ACTIVITY: Pick every line from the data that holds the word "name".

(Items from an interface collection)
<<<<
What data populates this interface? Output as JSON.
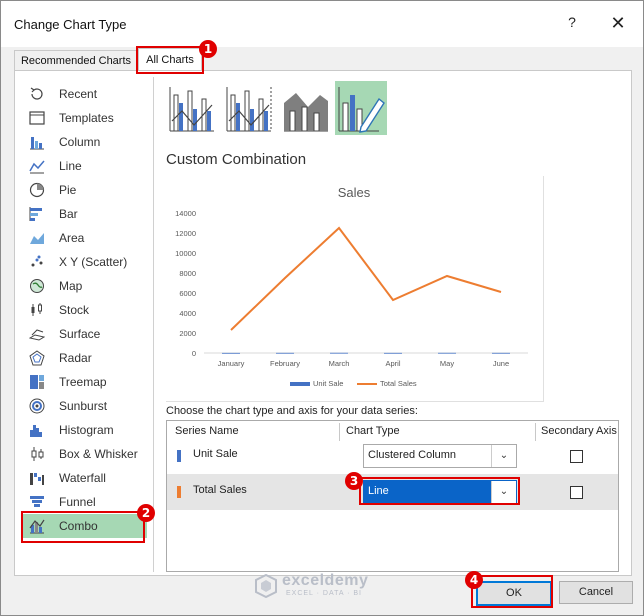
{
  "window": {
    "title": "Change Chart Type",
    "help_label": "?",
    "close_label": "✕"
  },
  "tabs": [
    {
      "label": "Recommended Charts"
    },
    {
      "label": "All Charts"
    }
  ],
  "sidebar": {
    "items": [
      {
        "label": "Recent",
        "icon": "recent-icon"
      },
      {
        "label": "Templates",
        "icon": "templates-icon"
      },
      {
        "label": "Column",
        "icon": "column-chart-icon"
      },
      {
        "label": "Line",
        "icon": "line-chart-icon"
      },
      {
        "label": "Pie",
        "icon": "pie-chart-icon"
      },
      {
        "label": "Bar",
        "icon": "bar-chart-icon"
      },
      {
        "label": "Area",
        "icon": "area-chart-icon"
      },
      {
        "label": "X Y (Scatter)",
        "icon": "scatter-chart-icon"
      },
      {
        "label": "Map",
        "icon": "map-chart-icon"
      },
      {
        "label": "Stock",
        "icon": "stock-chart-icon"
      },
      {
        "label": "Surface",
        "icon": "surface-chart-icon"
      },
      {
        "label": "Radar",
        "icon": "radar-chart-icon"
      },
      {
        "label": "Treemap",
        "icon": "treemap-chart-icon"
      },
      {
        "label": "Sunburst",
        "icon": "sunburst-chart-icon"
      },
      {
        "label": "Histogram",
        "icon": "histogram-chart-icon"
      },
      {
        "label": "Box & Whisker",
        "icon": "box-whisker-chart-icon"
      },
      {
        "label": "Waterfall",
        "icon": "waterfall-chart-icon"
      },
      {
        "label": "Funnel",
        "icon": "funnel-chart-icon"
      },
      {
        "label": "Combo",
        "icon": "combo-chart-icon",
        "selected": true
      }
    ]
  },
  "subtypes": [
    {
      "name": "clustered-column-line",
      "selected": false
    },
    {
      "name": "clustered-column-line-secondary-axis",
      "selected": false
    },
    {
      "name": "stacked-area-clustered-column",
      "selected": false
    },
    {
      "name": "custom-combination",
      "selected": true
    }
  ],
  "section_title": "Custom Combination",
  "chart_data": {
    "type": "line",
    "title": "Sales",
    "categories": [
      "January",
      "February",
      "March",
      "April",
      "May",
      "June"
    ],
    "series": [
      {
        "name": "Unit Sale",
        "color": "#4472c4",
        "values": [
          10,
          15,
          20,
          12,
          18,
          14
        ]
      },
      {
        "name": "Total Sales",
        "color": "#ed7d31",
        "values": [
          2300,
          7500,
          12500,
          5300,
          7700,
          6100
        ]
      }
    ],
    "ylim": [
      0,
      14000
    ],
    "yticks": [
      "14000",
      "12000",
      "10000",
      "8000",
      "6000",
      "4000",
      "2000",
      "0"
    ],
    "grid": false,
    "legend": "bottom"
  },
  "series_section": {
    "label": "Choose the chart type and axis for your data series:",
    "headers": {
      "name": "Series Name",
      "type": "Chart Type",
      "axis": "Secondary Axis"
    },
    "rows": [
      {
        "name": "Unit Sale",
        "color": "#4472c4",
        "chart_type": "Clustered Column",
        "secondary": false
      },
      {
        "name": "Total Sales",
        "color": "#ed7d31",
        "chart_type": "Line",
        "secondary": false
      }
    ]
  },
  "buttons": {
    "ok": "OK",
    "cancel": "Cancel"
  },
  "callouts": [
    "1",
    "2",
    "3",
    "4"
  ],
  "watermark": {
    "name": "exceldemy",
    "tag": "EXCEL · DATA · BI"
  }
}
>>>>
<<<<
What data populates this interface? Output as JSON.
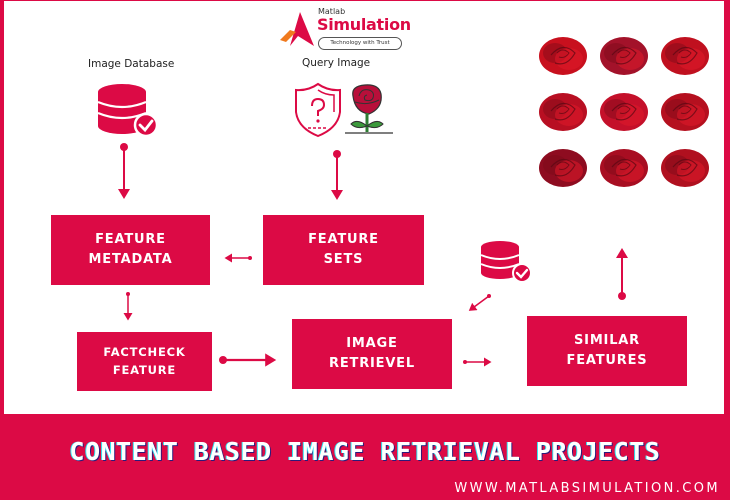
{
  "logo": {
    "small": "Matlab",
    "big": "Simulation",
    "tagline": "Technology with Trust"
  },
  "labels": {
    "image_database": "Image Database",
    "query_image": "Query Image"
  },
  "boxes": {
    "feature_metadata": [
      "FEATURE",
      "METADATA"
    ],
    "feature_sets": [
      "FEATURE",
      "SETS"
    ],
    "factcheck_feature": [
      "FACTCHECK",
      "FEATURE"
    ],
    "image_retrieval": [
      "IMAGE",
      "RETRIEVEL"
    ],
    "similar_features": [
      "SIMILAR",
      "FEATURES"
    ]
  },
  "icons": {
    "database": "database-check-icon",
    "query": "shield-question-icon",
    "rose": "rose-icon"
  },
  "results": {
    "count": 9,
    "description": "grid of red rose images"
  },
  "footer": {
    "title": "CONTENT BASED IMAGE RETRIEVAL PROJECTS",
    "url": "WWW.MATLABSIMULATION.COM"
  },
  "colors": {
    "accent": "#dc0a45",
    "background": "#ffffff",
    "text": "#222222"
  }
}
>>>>
RESPONSE TO THE EXERCISE:
      "name": "clustered-column-line",
      "name": "clustered-column-line-secondary-axis",
      "name": "stacked-area-clustered-column",
      "name": "custom-combination",
        "name": "Unit Sale",
        "name": "Total Sales",
      "name": "Series Name",
        "name": "Unit Sale",
        "name": "Total Sales",
    "name": "exceldemy",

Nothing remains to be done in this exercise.